In: Plant, Cell and Environment, Vol. 36, No. 3, 2013, p. 655-669.

Research output: Contribution to journalArticleScientificpeer-review

TY - JOUR

T1 - Assimilate transport in phloem sets conditions for leaf gas exchange

AU - Nikinmaa, Eero

AU - Hölttä, Teemu

AU - Hari, Pertti

AU - Kolari, Pasi

AU - Mäkelä, Annikki

AU - Sevanto, Sanna

AU - Vesala, Timo

PY - 2013

Y1 - 2013

N2 - Carbon uptake and transpiration in plant leaves occurs through stomata that open and close. Stomatal action is usually considered a response to environmental driving factors. Here we show that leaf gas-exchange is more strongly related to whole tree level transport of assimilates than previously thought and that transport of assimilates is a restriction of stomatal opening comparable to hydraulic limitation. Assimilate transport in the phloem requires that osmotic pressure at phloem loading sites in leaves exceeds the drop in hydrostatic pressure that is due to transpiration. Assimilate transport thus competes with transpiration for water. Excess sugar loading, however, may block the assimilate transport because of viscosity build up in phloem sap. Therefore, for given conditions, there is a stomatal opening that maximizes phloem transport if we assume that sugar loading is proportional to photosynthetic rate. Here we show that such opening produces the observed behavior of leaf gas exchange. Our approach connects stomatal regulation directly with sink activity, plant structure and soil water availability as they all influence assimilate transport. It produces similar behavior as the optimal stomatal control approach but does not require determination of marginal cost of water parameter.

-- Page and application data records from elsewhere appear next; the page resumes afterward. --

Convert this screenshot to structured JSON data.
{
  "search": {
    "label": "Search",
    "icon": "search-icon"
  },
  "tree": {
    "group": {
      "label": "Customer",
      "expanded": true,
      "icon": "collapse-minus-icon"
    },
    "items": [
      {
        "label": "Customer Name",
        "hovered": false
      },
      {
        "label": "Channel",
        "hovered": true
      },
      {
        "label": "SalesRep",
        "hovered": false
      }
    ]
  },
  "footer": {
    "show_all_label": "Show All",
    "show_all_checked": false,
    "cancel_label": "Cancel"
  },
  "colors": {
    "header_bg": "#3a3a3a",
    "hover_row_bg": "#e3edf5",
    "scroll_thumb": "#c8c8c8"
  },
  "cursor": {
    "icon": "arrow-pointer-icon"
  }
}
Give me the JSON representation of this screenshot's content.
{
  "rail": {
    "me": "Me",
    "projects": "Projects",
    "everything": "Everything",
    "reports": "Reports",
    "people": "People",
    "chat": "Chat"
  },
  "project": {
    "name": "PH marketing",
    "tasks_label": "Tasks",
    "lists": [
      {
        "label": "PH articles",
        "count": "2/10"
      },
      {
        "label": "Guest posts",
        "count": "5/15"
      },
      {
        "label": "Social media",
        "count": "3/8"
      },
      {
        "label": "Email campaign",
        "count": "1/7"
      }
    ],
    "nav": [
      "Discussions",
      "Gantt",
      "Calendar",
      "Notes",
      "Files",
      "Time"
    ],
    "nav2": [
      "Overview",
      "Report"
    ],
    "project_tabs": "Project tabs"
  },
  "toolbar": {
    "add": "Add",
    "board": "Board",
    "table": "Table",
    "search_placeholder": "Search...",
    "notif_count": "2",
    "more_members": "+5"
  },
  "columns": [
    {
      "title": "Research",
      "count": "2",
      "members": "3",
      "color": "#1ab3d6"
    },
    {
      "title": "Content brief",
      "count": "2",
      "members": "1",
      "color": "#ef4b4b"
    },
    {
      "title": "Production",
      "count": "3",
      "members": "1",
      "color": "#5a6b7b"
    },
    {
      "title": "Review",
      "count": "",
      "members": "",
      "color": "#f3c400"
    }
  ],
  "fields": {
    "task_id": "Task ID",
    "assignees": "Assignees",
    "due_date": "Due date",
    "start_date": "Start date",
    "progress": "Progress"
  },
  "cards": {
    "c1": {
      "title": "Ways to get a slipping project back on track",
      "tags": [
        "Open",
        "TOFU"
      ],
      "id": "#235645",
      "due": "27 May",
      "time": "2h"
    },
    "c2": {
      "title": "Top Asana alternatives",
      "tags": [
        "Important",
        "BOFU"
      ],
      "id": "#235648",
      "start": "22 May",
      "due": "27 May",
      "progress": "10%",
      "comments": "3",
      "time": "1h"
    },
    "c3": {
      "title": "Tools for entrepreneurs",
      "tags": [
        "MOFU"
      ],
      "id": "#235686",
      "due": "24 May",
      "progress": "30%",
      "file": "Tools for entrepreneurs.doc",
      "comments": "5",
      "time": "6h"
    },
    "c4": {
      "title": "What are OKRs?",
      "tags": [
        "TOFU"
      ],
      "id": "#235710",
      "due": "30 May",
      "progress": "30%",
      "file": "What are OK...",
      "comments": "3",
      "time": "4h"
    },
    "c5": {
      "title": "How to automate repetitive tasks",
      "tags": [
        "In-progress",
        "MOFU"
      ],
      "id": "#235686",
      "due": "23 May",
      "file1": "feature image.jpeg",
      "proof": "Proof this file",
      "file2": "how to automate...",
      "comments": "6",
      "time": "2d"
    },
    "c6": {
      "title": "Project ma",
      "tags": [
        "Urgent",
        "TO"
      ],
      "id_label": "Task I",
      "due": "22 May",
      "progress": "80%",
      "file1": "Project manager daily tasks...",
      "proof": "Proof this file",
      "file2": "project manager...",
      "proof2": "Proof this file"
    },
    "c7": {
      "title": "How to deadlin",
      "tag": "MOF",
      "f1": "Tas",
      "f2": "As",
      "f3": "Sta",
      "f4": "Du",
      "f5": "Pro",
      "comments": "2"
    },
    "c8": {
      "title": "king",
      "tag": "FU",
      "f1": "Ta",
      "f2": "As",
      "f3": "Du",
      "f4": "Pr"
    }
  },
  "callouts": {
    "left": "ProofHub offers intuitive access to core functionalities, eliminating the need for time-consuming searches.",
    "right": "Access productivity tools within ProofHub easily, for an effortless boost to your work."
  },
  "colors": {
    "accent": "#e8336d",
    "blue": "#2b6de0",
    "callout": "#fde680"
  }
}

AB - Carbon uptake and transpiration in plant leaves occurs through stomata that open and close. Stomatal action is usually considered a response to environmental driving factors. Here we show that leaf gas-exchange is more strongly related to whole tree level transport of assimilates than previously thought and that transport of assimilates is a restriction of stomatal opening comparable to hydraulic limitation. Assimilate transport in the phloem requires that osmotic pressure at phloem loading sites in leaves exceeds the drop in hydrostatic pressure that is due to transpiration. Assimilate transport thus competes with transpiration for water. Excess sugar loading, however, may block the assimilate transport because of viscosity build up in phloem sap. Therefore, for given conditions, there is a stomatal opening that maximizes phloem transport if we assume that sugar loading is proportional to photosynthetic rate. Here we show that such opening produces the observed behavior of leaf gas exchange. Our approach connects stomatal regulation directly with sink activity, plant structure and soil water availability as they all influence assimilate transport. It produces similar behavior as the optimal stomatal control approach but does not require determination of marginal cost of water parameter.

KW - 1183 Plant biology, microbiology, virology

KW - Stomata, photosynthesis, transpiration, optimum, xylem, phloem, long distance transport, viscosity, turgor

U2 - 10.1111/pce.12004

DO - 10.1111/pce.12004

M3 - Article

VL - 36

SP - 655

EP - 669

JO - Plant, Cell and Environment

JF - Plant, Cell and Environment

SN - 0140-7791

IS - 3

ER -